During their inspection, officers discovered more than 11,000 pounds of shrimp, valued at more than $30,000, and several pounds of cobia fillets in the vessel’s freezer. Upon further inspection, officers also discovered turtle-excluder device (TED) violations.  Their fine should be the equivalent of their theft, hit them where it hurts, hold their boat as ransom.


FWC Cites Vessel Captain: 2,611 Pompano Over The Limit — 

The Florida Fish and Wildlife Conservation Commission (FWC) has charged a vessel captain with the unlawful use of a monofilament entanglement net (gill net) to take pompano outside of the Pompano Endorsement Zone in federal waters of the Gulf of Mexico. 

Officers with the FWC’s Offshore Patrol Vessel Program stopped a 48-foot commercial vessel, named Legacy, approximately 5.5 nautical miles south of the endorsement zone. The vessel’s captain was in possession of a gill net with a substantial amount of pompano in the net and on the deck of the vessel. 

Officers began a fisheries inspection and quickly realized the vessel possessed well over the allowable bycatch limit of 100 pompano outside of the endorsement zone. Officers escorted the vessel back to Everglades City for further inspection and discovered a total of 2,711 pompano on board, weighing just under 4,000 pounds. In addition, 76 of the pompano measured less than the minimum size of 11 inches to the fork.   


Commercial Fishing Captain Pays $22,300 To NOAA Federal Fisheries Case 

The Florida Fish and Wildlife Conservation Commission (FWC) and the National Oceanic and Atmospheric Administration (NOAA) today announced a settlement agreement with a commercial fishing captain. Darrell York of the commercial fishing vessel, Watch Out, agreed to pay $22,300 restitution for resource-related crimes dating back to 2015. 

“This case is a great example of our commitment to working with our state and federal partners in bringing those who show complete disregard for Florida’s natural resources and are actively evading officers to justice,” said Col. Roger Young, FWC Division of Law Enforcement.  
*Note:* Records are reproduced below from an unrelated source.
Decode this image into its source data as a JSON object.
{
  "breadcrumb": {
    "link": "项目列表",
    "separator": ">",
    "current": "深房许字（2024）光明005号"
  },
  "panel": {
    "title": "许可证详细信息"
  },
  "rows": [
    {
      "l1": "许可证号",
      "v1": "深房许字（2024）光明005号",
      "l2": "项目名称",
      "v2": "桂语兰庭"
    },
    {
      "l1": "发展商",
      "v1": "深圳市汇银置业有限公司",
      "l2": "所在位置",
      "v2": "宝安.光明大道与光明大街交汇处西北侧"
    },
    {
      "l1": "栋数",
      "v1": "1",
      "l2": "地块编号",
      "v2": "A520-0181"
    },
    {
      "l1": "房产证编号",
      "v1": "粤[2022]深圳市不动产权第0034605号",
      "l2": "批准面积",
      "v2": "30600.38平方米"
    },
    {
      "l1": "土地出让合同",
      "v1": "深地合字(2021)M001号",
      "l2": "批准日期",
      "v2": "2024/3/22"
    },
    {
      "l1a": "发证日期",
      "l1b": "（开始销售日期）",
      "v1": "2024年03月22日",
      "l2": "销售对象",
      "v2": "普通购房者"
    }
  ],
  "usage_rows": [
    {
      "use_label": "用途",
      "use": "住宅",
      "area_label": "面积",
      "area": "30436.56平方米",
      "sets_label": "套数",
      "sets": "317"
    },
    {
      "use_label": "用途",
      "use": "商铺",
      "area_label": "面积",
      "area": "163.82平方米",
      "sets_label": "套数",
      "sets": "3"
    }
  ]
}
Officers with the FWC’s offshore patrol vessel program first encountered York in 2015 when he and his crew discarded their catch of illegal red snapper and grouper during a pursuit. Through multiple encounters and tips from the public, officers determined the captain had constructed a hidden compartment on the vessel. During a stop in January 2021, officers discovered 13 red snapper and one gag grouper in the hidden compartment. Case information was presented to special agents with NOAA and, in April 2022, York and prosecutors with NOAA reached a settlement agreement for a restitution payment of $22,300.

*-07/16/2022